(Recorded data)

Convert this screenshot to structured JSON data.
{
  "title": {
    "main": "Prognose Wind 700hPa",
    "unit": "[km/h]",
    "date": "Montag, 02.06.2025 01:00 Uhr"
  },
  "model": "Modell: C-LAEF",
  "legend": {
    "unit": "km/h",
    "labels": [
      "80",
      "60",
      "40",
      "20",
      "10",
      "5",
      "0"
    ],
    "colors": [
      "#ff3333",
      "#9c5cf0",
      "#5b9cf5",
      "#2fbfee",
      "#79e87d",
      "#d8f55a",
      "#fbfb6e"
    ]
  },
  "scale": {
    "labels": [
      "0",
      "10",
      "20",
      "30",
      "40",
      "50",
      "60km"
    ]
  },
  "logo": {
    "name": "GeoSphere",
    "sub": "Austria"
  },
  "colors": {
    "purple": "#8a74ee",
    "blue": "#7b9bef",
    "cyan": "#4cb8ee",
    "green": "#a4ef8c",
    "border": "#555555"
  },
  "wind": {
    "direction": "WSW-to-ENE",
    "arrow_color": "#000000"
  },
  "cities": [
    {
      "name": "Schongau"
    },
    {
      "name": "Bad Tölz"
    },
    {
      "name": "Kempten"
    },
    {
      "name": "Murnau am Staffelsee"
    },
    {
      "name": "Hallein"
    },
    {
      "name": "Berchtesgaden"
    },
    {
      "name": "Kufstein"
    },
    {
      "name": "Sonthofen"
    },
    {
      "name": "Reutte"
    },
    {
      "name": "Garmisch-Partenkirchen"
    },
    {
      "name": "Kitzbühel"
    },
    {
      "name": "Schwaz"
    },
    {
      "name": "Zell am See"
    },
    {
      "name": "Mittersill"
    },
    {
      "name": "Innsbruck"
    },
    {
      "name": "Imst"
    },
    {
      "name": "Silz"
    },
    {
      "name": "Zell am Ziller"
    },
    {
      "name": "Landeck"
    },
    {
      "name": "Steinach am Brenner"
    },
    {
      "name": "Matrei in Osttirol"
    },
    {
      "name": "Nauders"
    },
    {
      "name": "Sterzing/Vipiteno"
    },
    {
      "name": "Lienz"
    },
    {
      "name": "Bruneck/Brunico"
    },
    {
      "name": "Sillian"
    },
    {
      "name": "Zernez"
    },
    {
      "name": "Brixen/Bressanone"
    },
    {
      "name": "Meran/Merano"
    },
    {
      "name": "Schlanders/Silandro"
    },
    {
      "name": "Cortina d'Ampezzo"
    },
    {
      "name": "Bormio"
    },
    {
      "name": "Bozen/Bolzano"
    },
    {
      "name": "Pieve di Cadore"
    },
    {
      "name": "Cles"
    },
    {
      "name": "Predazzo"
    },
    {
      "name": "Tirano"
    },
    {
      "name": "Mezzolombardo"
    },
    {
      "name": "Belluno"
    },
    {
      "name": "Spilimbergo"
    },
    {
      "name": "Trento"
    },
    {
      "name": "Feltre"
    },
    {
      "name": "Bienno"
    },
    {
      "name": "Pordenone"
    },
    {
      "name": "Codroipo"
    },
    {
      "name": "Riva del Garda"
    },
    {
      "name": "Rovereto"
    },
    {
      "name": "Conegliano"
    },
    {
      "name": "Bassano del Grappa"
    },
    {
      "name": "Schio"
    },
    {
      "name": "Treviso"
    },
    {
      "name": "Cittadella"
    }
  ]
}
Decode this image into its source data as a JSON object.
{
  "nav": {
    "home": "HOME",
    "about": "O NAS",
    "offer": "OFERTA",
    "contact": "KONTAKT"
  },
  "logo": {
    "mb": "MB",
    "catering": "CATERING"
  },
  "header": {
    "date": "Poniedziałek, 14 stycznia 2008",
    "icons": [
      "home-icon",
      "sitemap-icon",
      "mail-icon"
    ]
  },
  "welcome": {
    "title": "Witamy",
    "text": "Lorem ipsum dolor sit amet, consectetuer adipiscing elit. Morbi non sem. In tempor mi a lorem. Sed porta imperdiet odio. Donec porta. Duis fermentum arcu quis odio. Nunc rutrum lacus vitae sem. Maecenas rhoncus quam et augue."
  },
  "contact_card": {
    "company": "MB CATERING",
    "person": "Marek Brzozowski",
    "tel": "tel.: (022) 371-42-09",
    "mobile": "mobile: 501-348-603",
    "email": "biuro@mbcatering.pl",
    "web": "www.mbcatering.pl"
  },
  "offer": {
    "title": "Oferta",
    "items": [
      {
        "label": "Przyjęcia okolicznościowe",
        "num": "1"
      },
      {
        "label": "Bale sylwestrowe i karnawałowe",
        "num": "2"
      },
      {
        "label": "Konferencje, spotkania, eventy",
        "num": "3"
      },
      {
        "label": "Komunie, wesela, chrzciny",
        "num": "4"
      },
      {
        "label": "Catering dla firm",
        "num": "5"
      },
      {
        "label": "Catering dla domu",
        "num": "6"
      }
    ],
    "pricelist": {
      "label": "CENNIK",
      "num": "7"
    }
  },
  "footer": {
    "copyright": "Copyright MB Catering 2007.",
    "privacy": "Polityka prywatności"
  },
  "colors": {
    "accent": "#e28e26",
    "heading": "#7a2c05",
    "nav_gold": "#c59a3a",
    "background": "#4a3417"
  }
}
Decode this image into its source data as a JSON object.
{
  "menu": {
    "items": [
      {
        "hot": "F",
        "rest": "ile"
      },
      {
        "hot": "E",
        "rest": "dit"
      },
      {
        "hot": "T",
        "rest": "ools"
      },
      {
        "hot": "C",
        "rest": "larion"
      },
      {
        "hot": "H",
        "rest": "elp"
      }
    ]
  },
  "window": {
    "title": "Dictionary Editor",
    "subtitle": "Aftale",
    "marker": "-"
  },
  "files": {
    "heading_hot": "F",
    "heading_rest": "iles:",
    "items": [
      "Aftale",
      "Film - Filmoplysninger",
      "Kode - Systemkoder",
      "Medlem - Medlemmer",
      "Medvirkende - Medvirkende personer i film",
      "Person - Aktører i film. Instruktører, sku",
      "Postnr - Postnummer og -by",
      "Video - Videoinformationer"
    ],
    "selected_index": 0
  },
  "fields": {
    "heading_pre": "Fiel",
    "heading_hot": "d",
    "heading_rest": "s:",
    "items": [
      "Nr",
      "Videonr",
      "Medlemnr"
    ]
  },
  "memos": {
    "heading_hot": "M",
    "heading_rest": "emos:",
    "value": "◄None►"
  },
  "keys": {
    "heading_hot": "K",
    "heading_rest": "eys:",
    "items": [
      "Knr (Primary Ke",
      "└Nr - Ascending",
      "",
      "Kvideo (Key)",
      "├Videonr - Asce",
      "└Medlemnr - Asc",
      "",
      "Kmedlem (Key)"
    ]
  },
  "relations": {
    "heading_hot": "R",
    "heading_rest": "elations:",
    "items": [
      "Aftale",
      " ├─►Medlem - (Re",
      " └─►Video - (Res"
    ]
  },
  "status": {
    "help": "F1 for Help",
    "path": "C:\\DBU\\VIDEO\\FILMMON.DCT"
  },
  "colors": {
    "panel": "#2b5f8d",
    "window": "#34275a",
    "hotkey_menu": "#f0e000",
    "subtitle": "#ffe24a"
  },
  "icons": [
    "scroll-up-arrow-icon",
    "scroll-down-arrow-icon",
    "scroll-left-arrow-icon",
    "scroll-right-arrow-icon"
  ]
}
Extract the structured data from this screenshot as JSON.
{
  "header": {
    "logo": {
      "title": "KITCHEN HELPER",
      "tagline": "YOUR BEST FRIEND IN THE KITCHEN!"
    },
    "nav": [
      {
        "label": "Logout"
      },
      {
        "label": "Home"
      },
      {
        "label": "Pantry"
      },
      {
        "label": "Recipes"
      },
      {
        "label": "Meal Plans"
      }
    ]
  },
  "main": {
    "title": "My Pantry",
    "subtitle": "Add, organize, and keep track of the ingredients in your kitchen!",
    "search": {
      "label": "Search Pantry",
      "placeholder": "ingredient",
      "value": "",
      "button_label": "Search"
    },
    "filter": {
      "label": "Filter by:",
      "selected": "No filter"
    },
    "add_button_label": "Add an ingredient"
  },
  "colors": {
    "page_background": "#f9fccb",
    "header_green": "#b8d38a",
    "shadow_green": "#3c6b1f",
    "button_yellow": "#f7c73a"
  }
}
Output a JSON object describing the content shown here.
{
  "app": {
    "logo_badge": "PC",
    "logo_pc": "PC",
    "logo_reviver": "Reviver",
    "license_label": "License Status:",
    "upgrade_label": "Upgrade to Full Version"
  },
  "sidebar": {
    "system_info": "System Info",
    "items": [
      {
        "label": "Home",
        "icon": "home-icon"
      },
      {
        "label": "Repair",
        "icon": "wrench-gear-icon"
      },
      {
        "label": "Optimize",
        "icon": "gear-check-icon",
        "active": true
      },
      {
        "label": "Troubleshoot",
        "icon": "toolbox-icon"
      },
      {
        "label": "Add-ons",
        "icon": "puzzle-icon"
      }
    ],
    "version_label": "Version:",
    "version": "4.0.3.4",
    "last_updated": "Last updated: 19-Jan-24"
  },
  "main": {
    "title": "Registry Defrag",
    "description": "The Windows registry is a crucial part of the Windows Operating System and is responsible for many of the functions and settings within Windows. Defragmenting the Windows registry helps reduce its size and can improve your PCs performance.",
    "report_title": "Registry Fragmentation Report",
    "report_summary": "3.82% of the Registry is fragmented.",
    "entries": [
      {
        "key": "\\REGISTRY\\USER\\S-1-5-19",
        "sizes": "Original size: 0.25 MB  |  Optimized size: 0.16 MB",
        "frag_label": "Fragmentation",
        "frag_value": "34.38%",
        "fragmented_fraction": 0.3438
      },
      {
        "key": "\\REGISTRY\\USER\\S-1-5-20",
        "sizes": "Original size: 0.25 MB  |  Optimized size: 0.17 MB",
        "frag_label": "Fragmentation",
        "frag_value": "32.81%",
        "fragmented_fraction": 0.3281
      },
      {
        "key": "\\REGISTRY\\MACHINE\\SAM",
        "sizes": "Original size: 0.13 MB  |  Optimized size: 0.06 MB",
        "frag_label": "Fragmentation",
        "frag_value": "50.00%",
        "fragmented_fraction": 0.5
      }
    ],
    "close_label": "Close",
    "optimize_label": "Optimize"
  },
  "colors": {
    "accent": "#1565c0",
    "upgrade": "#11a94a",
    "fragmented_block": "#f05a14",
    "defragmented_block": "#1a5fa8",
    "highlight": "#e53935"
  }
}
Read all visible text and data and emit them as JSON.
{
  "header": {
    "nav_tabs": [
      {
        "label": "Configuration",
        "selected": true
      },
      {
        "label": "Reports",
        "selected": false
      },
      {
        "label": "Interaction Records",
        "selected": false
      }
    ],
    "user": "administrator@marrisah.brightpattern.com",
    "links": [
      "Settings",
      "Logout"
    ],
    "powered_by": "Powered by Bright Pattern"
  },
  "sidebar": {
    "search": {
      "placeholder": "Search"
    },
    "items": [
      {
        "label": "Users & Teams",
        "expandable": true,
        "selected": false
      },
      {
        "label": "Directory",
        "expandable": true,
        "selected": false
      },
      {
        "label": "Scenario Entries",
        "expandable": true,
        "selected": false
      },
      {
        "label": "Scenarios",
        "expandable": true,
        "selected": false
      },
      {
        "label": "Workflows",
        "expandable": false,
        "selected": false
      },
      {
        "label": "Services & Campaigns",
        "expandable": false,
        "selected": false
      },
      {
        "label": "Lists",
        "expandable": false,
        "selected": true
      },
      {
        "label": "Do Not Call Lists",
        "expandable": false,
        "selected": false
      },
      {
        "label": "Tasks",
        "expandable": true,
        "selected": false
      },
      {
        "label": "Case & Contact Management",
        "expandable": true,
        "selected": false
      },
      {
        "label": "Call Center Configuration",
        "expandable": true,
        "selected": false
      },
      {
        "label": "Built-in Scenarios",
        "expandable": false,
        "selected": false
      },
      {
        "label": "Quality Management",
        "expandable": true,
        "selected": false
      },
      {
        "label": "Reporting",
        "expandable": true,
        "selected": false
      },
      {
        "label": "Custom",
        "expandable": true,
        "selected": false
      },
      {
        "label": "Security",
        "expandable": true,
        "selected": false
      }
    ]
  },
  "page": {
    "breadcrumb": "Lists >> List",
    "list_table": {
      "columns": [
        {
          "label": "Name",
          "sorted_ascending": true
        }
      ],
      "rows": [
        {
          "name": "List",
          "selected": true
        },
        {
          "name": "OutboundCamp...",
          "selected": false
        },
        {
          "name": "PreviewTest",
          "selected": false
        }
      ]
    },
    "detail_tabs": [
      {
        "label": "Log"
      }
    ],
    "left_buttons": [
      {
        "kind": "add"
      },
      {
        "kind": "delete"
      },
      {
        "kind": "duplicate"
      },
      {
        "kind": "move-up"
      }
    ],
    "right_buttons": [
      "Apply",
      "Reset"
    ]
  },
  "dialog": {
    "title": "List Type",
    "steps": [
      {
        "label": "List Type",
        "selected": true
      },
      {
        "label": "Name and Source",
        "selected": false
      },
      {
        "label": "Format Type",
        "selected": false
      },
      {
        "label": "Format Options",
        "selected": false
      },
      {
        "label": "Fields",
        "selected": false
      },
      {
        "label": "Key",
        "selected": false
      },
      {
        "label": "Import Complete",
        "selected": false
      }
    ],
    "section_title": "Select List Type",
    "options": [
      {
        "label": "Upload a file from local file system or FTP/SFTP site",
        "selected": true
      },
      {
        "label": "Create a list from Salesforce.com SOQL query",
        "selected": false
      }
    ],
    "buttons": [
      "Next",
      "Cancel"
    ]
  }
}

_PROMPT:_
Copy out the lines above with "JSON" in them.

_RESPONSE FOR THIS EXERCISE:_
Convert this screenshot to structured JSON data.
Decode this image into its source data as a JSON object.
Decode this image into its source data as a JSON object.
Extract the structured data from this screenshot as JSON.
Output a JSON object describing the content shown here.
Read all visible text and data and emit them as JSON.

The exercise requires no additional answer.